Head coach Paul Farbrace publicly thanked New Zealand Cricket for their assistance in making it happen which suggests the Kiwis see it as an opportunity to give Shipley more experience of red-ball cricket, possibly with a view to eventually integrating the 27-year-old into their Test team. It will have been to Sussex’s benefit if that’s how things work out.
In Pujara’s absence Tom Alsop will captain the side and the make up of the team will be interesting. Jack Carson and James Coles could offer a double spin threat and Dan Ibrahim might get an opportunity.
But after the three Toms – Clark, Haines and Alsop – at the top of the order, who follows with the bat is anyone’s guess.
Sussex’s odds to win the Vitality Blast before a ball was bowled were 33-1 and they won’t have shortened after the first eight games.
Winning the second match against Surrey at The Oval was an unexpected surprise and they showed plenty of spirit in chasing a tricky total on a testing pitch against a good attack. But since then there have been five defeats out of six and little to commend in the performances.
Farbrace lambasted the batters after the 25-run loss to Essex then skipper Ravi Bopara didn’t take part in the 10-wicket defeat to Hampshire after he was delayed by a crash on the M27.
Perplexed Sussex fans were entitled to wonder why Bopara hadn’t travelled with the rest of the team to the Ageas Bowl.
If they’d all been held up, the start of the game would have been delayed. Instead, Sussex had to re-jig their side and go into it without their most experienced batter.

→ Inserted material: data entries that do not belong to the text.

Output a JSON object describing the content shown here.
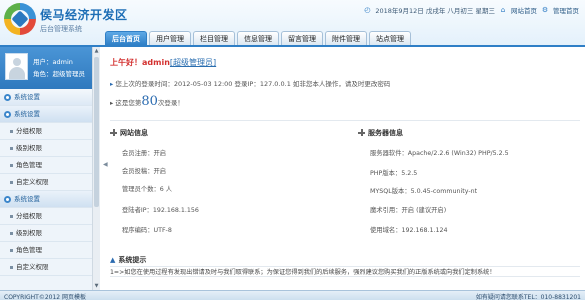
{
  "header": {
    "title": "侯马经济开发区",
    "subtitle": "后台管理系统",
    "date": "2018年9月12日 戊戌年 八月初三 星期三",
    "home_link": "网站首页",
    "admin_home_link": "管理首页"
  },
  "nav": {
    "tabs": [
      {
        "label": "后台首页",
        "active": true
      },
      {
        "label": "用户管理"
      },
      {
        "label": "栏目管理"
      },
      {
        "label": "信息管理"
      },
      {
        "label": "留言管理"
      },
      {
        "label": "附件管理"
      },
      {
        "label": "站点管理"
      }
    ]
  },
  "sidebar": {
    "user_label": "用户：admin",
    "role_label": "角色：超级管理员",
    "items": [
      {
        "label": "系统设置",
        "type": "group"
      },
      {
        "label": "系统设置",
        "type": "group"
      },
      {
        "label": "分组权限",
        "type": "item"
      },
      {
        "label": "级别权限",
        "type": "item"
      },
      {
        "label": "角色管理",
        "type": "item"
      },
      {
        "label": "自定义权限",
        "type": "item"
      },
      {
        "label": "系统设置",
        "type": "group"
      },
      {
        "label": "分组权限",
        "type": "item"
      },
      {
        "label": "级别权限",
        "type": "item"
      },
      {
        "label": "角色管理",
        "type": "item"
      },
      {
        "label": "自定义权限",
        "type": "item"
      }
    ]
  },
  "main": {
    "greeting": "上午好！admin",
    "role": "[超级管理员]",
    "last_login": "您上次的登录时间：2012-05-03 12:00 登录IP：127.0.0.1    如非您本人操作，请及时更改密码",
    "visits_prefix": "这是您第",
    "visits_count": "80",
    "visits_suffix": "次登录！",
    "site_info": {
      "title": "网站信息",
      "rows": [
        "会员注册：开启",
        "会员投稿：开启",
        "管理员个数：6 人",
        "登陆者IP：192.168.1.156",
        "程序编码：UTF-8"
      ]
    },
    "server_info": {
      "title": "服务器信息",
      "rows": [
        "服务器软件：Apache/2.2.6 (Win32) PHP/5.2.5",
        "PHP版本：5.2.5",
        "MYSQL版本：5.0.45-community-nt",
        "魔术引用：开启 (建议开启)",
        "使用域名：192.168.1.124"
      ]
    },
    "system_tip": {
      "title": "系统提示",
      "text": "1=>如您在使用过程有发现出错请及时与我们取得联系；为保证您得到我们的后续服务，强烈建议您购买我们的正版系统或向我们定制系统！"
    }
  },
  "footer": {
    "copyright": "COPYRIGHT©2012 网页模板",
    "contact": "如有疑问请您联系TEL：010-8831201"
  }
}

Things didn’t improve the following day when their attack leaked more than 200 runs in the defeat to Glamorgan. Despite beating Middlesex at Lord’s, the comprehensive defeat in the return fixture with Surrey at Hove last night show that Sussex’s race could be run even before the tournament goes into its hiatus for a week or so.
It takes a while to build a strong, competitive squad in any format. Before reaching the knockouts for four successive seasons from 2018-21, Sussex didn’t make it beyond the group stage for four of the previous five T20 tournaments.
This team, even at its strongest, lacks top-order muscle and the marquee players who can bend a game to their will in the way that Luke Wright, Phil Salt, Chris Jordan, David Wiese and, in his first few seasons at least, Rashid Khan was able to do.
So there should be no shame during the second half of the Blast in Farbrace and white-ball coach James Kirtley trying different combinations to find a winning blend, with a view to next season’s tournament.
It’s not as if this approach will have much effect on attendances at Hove, with the game against Surrey last night sold out in advance.
For the casual Sussex cricket fan, the result of a T20 game is not the be all and end all. If he or she sees the ball disappearing into the stands, bowlers spreadeagling the coloured stumps while the sun shines, the beer and wine flows and the kids enjoy a knock-up on the outfield afterwards, they will consider it money well spent.
Let coaches and players worry about the performances and making sure – as Farbrace and co need to do this week – that there is no hangover from bad results in one competition affecting the progress they have made in another.
Follow Bruce Talbot on Twitter @brucetalbot1.